Each record is to be given again precisely as written.
== == ==
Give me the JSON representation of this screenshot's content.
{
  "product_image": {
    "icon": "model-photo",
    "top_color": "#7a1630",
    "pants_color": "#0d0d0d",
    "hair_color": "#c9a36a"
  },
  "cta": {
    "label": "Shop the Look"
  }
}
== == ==
Answer for the task:
Give me the JSON representation of this screenshot's content.
{
  "product_image": {
    "icon": "model-photo",
    "top_color": "#7a1630",
    "pants_color": "#0d0d0d",
    "hair_color": "#c9a36a"
  },
  "cta": {
    "label": "Shop the Look"
  }
}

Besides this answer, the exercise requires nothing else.